According to the Congressional Budget Office, the Senate Finance Committee’s health care bill will reduce the number of uninsured in 2019 “by about 29 million.” That’s grandly overoptimistic for one simple reason - CBO assumes no one will respond to large economic incentives to game the system that are built into the legislation. If so, it would be a first in economic history.
It’s a mystery how the CBO can make its evaluation without once mentioning that individuals easily will be able to go without insurance while they are healthy and then buy insurance after they get sick.
Here’s how it would work: The plan promises that insurance companies “would be prohibited from excluding coverage for pre-existing health conditions.” If people don’t buy insurance, they must pay a fine “of $750 per adult in the household. This penalty would be phased in: For 2013, $0; $200 for 2014; $400 for 2015; $600 in 2016; and $750 in 2017.” But $750 is small compared to the thousands it costs to buy health insurance. It’s unlikely that all the people would spend thousands if they were allowed to wait until they get sick to sign up for insurance.
In 2008, the average price for an individual’s insurance was $4,704, and for a family of four it was $12,682. Millions of people could save thousands of dollars every year by waiting to buy insurance until they get sick. Not everyone may immediately feel comfortable dropping insurance, especially those with continuing problems, but many will.
The problems such “free riding” will cause won’t just hit bean counters and budget writers in Washington; ordinary people who play by the rules and buy their insurance will end up paying extra. The more people take advantage of the new rules, the higher the price of insurance will have to be. Higher premiums would discourage still more healthy people from buying insurance. The system would unravel from there.

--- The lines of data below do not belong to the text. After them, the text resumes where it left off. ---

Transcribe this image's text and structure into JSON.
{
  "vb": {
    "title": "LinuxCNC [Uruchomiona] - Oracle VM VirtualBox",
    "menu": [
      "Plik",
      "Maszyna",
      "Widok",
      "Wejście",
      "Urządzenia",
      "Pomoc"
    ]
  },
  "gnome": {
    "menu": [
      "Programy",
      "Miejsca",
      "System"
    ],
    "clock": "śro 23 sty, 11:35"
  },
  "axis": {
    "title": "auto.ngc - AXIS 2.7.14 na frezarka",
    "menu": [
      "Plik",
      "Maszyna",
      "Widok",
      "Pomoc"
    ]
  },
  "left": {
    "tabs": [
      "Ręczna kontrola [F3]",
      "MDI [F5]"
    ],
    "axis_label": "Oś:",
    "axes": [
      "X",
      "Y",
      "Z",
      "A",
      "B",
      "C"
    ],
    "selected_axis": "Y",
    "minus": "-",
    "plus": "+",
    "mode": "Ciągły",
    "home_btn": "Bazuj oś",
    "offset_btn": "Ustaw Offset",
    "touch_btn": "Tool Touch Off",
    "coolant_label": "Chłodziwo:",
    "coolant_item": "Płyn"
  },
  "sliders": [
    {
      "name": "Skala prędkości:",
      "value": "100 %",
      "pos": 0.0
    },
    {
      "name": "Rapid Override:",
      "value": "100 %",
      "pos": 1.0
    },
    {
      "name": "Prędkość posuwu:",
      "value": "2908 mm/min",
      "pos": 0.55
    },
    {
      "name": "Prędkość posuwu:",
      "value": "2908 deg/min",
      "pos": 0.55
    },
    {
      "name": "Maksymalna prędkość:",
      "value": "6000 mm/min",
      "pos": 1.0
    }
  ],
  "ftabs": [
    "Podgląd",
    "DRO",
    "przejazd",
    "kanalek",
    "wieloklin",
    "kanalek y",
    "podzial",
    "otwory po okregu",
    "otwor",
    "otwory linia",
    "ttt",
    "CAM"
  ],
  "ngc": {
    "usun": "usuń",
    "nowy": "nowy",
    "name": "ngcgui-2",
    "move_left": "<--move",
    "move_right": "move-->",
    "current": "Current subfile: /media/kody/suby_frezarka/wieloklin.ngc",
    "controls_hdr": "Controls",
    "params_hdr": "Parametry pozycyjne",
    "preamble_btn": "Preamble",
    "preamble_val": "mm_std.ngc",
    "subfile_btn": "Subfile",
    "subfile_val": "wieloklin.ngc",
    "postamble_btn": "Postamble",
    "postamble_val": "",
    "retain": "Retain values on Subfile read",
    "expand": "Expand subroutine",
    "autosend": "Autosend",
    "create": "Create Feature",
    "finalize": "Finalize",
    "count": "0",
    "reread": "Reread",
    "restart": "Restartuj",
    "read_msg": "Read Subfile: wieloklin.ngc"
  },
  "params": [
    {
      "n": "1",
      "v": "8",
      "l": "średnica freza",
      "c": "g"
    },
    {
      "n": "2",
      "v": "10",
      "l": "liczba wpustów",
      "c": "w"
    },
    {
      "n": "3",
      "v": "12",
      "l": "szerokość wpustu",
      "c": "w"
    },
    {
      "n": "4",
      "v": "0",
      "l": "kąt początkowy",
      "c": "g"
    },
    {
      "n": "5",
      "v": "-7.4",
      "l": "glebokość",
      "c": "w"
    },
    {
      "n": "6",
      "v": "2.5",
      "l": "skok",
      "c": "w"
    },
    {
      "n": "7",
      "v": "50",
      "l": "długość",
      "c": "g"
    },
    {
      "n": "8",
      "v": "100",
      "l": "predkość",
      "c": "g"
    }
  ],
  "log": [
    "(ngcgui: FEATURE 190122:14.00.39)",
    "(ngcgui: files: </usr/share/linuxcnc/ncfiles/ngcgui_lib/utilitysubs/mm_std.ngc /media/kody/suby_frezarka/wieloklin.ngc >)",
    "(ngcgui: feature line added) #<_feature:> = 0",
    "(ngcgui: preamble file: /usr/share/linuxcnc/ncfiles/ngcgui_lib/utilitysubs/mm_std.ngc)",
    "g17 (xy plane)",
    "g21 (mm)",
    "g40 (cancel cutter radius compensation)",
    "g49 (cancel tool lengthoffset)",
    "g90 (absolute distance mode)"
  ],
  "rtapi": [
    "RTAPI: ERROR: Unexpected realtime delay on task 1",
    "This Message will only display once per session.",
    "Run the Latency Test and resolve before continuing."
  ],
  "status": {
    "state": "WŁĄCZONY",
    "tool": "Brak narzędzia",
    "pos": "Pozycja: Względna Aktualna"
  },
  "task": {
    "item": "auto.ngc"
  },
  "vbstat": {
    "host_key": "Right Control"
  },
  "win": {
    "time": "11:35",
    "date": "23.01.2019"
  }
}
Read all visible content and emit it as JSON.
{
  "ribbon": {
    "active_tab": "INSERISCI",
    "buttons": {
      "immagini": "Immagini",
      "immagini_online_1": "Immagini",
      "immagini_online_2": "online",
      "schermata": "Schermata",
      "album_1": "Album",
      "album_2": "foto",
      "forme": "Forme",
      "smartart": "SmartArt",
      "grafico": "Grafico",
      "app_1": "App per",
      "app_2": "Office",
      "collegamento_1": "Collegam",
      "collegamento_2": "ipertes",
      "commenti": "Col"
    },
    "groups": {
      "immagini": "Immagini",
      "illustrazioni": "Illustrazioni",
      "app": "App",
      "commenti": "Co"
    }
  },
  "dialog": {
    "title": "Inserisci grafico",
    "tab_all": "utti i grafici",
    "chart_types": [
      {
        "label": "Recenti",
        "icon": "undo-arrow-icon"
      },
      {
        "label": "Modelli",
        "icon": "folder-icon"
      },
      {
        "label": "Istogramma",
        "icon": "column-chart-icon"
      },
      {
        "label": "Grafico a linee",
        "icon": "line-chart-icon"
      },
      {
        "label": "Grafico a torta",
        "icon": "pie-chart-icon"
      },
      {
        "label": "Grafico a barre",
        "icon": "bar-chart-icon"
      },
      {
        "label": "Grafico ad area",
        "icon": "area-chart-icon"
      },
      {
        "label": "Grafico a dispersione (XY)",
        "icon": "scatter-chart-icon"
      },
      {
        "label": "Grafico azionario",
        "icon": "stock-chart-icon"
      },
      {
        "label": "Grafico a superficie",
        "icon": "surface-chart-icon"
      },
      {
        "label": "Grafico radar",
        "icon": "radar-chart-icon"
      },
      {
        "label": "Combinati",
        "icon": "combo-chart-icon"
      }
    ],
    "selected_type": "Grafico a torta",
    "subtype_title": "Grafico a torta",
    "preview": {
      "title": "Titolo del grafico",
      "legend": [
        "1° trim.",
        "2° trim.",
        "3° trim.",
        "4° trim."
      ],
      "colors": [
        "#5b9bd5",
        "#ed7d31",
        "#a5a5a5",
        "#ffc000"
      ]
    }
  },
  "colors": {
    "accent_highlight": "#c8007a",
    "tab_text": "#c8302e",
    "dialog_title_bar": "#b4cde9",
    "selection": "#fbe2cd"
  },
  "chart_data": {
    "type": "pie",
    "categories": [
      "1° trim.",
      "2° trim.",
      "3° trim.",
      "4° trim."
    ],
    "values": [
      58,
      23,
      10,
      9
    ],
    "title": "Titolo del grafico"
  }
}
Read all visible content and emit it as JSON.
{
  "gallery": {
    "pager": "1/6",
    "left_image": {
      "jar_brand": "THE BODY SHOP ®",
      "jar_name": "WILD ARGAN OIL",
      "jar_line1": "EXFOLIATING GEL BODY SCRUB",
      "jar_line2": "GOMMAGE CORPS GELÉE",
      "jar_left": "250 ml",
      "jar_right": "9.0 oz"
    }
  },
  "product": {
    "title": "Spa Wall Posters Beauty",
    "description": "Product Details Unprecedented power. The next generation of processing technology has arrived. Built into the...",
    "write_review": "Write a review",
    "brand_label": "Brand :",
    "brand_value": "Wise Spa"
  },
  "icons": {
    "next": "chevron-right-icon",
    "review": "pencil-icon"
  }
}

The Senate already has indicated that there’s no political desire to impose higher fines on people who don’t buy insurance. Even if it did, the elimination of pre-existing conditions as a bar to coverage would encourage people to pick the lower-quality insurance when they’re healthy and switch to higher-quality plans once they are sick. The better health insurance plans would be the first to go out of business.
These provisions of the health care proposal won’t hit until 2013 - after the next presidential election. This conveniently lets Democrats avoid electoral accountability over the urgent health care needs of the people they say they’re trying to help but won’t. It also happens to be plenty of time for CBO to dodge responsibility for those fanciful projections.